Opposition Motion—Employment InsuranceBusiness of SupplyGovernment Orders

3:05 p.m.

Liberal

Scott Simms Liberal Bonavista—Gander—Grand Falls—Windsor, NL

Mr. Speaker, my question for the hon. member for Winnipeg North is with respect to the two plans at play here, the Conservative one and the one we are putting forth today with respect to an EI holiday, and just how substantial that would be. It would be more substantial than what is being brought forward to Canadians by the current government, certainly once one gets over that threshold of $15,000. Obviously less than that is a benefit, but anything over that becomes not only less beneficial but serves as a disincentive for marginal businesses, which would certainly take advantage of it.

I would ask the member about that particular situation and how this would be of great benefit to him and his constituents in Winnipeg North.

Opposition Motion—Employment InsuranceBusiness of SupplyGovernment Orders

3:05 p.m.

Liberal

Kevin Lamoureux Liberal Winnipeg North, MB

Mr. Speaker, there is a huge difference. As the Liberals try to focus on creating new jobs and hiring more Canadians, this is one of the ways in which we can grow the middle class and expand opportunities for Canadian families. Adopting what the Liberal Party is proposing would recognize the need for an EI premium exemption for every new worker hired to fill a new job in 2015 and 2016. It is anticipated that this plan would create in excess of 150,000 jobs all over Canada compared to what the Conservative plan would do, which is best said in a quote I took from one of the media outlets on the Internet. With respect to the Conservative plan, it states:

For firms that are just under the $15,000 threshold, hiring a new worker would mean crossing the line and losing the tax credit entirely. For firms that are just over the threshold, the incentives are even more perverse: firms may choose to actually reduce employment in order to be eligible for the tax credit.

They are like night and day. The Liberal plan creates jobs; the Conservative plan has a huge question mark over it. Therefore, we are calling upon the government to support the Liberal opposition motion today.

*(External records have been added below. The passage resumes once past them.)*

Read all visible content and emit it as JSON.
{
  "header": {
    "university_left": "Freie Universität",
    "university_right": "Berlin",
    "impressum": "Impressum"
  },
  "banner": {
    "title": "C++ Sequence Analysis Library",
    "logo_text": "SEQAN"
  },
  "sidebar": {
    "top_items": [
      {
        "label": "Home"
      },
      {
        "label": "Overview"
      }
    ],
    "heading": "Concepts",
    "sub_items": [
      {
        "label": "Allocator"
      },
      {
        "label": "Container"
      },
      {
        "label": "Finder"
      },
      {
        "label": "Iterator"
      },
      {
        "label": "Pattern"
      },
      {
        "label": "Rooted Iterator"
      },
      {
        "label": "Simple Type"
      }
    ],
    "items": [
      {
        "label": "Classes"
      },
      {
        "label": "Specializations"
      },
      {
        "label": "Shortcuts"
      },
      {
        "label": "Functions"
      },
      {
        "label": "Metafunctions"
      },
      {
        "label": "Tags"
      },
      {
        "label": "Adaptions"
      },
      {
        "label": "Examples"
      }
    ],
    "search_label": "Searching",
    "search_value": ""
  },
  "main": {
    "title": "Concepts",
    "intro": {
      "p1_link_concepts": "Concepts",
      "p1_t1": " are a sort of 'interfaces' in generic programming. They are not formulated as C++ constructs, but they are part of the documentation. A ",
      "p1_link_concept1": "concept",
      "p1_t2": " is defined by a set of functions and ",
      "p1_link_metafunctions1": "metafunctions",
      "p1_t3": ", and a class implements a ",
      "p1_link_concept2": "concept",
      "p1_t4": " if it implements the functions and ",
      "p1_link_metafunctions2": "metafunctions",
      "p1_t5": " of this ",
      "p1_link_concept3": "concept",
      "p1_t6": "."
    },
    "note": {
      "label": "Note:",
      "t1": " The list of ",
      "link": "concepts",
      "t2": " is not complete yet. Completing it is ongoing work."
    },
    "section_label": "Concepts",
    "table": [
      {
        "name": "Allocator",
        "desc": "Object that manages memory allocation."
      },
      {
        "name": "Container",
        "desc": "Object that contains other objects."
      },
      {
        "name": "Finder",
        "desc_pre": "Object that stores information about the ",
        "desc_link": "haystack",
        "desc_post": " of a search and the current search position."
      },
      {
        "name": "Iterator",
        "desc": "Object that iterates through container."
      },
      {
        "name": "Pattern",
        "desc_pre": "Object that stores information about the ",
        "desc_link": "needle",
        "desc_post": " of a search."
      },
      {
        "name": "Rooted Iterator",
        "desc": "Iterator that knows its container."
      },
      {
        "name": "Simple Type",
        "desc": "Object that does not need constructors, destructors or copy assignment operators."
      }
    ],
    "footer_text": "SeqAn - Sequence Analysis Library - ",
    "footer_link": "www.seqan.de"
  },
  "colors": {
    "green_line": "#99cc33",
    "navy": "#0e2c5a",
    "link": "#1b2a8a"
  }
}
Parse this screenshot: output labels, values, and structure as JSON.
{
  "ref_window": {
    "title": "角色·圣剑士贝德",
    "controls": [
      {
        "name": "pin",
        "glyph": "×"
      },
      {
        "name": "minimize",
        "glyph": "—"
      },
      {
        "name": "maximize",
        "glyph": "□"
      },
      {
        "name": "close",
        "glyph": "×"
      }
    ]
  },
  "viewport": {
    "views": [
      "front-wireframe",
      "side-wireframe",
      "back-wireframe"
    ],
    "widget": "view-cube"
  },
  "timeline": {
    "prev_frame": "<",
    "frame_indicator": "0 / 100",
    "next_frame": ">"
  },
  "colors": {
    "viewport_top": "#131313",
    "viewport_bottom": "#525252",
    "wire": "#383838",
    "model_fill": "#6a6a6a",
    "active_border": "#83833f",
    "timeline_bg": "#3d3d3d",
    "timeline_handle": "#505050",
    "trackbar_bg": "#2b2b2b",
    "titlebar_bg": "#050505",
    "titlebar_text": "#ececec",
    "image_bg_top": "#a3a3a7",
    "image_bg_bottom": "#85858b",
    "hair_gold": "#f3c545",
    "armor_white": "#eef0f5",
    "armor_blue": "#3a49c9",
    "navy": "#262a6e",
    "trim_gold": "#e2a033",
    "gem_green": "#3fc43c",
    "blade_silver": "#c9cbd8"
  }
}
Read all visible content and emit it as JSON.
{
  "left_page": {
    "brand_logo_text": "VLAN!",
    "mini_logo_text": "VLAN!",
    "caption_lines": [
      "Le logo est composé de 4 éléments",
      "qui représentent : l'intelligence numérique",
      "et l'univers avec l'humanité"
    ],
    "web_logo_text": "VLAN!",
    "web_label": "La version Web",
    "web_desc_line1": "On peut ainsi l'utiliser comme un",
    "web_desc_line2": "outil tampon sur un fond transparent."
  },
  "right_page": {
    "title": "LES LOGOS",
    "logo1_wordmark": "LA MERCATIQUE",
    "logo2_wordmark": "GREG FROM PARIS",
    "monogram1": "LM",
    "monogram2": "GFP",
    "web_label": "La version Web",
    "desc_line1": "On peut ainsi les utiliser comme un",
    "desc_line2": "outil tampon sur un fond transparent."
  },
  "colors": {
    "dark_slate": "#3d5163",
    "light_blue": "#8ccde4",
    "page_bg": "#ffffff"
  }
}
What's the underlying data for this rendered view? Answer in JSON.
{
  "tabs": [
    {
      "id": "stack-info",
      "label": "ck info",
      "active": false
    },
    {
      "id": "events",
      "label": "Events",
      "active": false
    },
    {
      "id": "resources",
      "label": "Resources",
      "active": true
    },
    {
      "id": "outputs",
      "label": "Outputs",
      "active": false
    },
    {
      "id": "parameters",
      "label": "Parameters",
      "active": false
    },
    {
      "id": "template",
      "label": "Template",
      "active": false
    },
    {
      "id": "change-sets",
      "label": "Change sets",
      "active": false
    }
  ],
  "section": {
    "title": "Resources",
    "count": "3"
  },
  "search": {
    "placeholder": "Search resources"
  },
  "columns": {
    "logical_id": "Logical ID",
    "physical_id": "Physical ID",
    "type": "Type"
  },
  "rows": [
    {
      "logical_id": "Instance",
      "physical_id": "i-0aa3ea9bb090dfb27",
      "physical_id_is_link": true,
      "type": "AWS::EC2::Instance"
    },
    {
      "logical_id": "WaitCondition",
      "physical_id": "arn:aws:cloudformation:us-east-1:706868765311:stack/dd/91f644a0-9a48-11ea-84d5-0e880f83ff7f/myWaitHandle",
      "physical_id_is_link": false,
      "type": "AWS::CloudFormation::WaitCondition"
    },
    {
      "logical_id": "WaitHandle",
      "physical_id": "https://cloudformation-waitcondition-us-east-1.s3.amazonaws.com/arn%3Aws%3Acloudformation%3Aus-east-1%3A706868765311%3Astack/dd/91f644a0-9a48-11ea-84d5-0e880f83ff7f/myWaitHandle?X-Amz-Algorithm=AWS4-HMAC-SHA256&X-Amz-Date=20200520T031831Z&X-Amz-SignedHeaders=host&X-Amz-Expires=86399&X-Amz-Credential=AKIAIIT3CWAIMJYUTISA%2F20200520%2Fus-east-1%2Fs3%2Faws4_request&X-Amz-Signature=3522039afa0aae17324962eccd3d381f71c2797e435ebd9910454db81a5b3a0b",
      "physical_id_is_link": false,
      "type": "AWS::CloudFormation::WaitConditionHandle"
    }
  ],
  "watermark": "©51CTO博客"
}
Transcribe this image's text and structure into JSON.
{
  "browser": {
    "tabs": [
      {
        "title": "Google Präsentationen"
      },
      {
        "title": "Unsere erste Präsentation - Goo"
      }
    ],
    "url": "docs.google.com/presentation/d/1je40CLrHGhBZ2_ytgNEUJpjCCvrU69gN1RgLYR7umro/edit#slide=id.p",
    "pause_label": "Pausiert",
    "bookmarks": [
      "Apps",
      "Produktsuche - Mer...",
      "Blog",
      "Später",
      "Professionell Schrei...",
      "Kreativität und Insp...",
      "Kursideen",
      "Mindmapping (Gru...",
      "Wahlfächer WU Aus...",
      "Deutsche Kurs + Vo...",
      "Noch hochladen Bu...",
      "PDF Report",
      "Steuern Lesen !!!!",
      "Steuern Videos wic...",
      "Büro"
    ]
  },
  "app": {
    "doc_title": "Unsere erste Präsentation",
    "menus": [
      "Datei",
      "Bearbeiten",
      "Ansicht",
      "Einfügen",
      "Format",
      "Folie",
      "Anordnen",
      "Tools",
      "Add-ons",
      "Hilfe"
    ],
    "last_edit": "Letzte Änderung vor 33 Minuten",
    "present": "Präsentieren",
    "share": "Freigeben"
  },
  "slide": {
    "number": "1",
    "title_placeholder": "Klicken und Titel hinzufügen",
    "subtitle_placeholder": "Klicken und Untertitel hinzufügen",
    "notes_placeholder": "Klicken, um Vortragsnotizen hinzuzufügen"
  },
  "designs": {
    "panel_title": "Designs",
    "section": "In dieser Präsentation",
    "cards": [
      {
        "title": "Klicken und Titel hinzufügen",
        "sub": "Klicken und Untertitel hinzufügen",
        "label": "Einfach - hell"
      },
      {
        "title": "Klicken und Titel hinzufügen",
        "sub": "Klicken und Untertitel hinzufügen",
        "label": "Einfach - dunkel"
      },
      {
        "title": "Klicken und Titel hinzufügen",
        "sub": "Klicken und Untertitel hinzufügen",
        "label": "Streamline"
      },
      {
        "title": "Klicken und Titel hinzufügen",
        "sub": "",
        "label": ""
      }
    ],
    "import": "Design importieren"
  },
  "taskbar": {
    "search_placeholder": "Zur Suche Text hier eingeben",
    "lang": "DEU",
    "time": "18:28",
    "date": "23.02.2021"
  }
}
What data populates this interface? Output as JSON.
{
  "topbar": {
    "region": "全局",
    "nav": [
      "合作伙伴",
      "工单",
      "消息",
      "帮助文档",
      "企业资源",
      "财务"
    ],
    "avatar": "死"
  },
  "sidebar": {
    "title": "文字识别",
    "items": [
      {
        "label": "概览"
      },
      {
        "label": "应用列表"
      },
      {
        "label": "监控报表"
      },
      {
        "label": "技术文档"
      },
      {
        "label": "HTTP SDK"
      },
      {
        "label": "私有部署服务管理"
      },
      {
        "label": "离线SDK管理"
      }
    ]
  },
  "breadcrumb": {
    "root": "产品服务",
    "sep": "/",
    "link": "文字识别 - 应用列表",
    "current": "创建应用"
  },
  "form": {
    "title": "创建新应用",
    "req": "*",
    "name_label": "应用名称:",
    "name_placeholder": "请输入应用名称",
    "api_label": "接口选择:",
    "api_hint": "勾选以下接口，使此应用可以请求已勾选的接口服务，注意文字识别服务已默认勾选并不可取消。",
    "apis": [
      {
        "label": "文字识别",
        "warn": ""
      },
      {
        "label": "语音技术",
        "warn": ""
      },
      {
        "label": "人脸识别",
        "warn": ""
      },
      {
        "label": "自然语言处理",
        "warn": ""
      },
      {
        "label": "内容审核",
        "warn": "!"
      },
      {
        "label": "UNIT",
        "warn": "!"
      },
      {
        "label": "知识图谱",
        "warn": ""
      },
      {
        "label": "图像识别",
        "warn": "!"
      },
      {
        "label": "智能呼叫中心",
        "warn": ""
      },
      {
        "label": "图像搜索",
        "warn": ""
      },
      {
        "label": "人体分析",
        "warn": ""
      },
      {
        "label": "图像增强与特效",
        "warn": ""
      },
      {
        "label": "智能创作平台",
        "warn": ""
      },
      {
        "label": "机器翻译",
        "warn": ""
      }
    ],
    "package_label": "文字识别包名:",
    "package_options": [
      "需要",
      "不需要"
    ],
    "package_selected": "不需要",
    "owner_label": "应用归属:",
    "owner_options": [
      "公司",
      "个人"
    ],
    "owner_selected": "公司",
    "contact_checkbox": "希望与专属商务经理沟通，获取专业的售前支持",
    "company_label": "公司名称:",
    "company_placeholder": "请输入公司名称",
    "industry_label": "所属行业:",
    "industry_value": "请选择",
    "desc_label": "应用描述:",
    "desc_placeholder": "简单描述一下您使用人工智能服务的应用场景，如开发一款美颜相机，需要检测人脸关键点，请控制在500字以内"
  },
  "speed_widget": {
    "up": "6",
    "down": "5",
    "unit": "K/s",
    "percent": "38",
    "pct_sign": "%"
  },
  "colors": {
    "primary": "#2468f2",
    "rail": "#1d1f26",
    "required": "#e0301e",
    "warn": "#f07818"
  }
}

By doing that, it would be supporting more jobs for more Canadians, which will enrich and assist our middle class from coast to coast to coast.

Opposition Motion—Employment InsuranceBusiness of SupplyGovernment Orders

3:10 p.m.

Conservative

Lawrence Toet Conservative Elmwood—Transcona, MB

Mr. Speaker, I have been in this House all morning and this afternoon listening to this debate, and I am disturbed by one common theme that I keep hearing from the Liberal side. It came up in a question and also in the member's speech before question period. It is the challenging of the integrity of small business owners and entrepreneurs across Canada.

The Liberals have continually stood up to say that small businesses, for the sake of a few hundred dollars, are going to shut down one employee in their business, cut people, and stop growth in their businesses. I find that shameful.

I was with the hon. member for Winnipeg North at a small business opening right next to his constituency office this summer. Does the hon. member sincerely believe that the small business owner of whom he spoke of so highly at that opening would lay off an employee and put his business in jeopardy for the sake of a few hundred dollars over the course of a few years? I find that appalling.